╔══

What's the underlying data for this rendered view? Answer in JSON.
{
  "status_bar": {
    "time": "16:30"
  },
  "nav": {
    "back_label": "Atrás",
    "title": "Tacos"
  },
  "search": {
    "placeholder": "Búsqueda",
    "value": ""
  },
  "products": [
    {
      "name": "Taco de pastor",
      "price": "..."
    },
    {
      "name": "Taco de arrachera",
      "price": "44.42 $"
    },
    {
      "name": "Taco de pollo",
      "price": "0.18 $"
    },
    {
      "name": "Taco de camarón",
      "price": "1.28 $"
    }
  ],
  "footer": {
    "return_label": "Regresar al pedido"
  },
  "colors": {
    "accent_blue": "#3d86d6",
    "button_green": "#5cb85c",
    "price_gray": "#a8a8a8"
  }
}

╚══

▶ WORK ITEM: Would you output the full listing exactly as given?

▶ EXERCISE RESPONSE:
What's the underlying data for this rendered view? Answer in JSON.
{
  "status_bar": {
    "time": "16:30"
  },
  "nav": {
    "back_label": "Atrás",
    "title": "Tacos"
  },
  "search": {
    "placeholder": "Búsqueda",
    "value": ""
  },
  "products": [
    {
      "name": "Taco de pastor",
      "price": "..."
    },
    {
      "name": "Taco de arrachera",
      "price": "44.42 $"
    },
    {
      "name": "Taco de pollo",
      "price": "0.18 $"
    },
    {
      "name": "Taco de camarón",
      "price": "1.28 $"
    }
  ],
  "footer": {
    "return_label": "Regresar al pedido"
  },
  "colors": {
    "accent_blue": "#3d86d6",
    "button_green": "#5cb85c",
    "price_gray": "#a8a8a8"
  }
}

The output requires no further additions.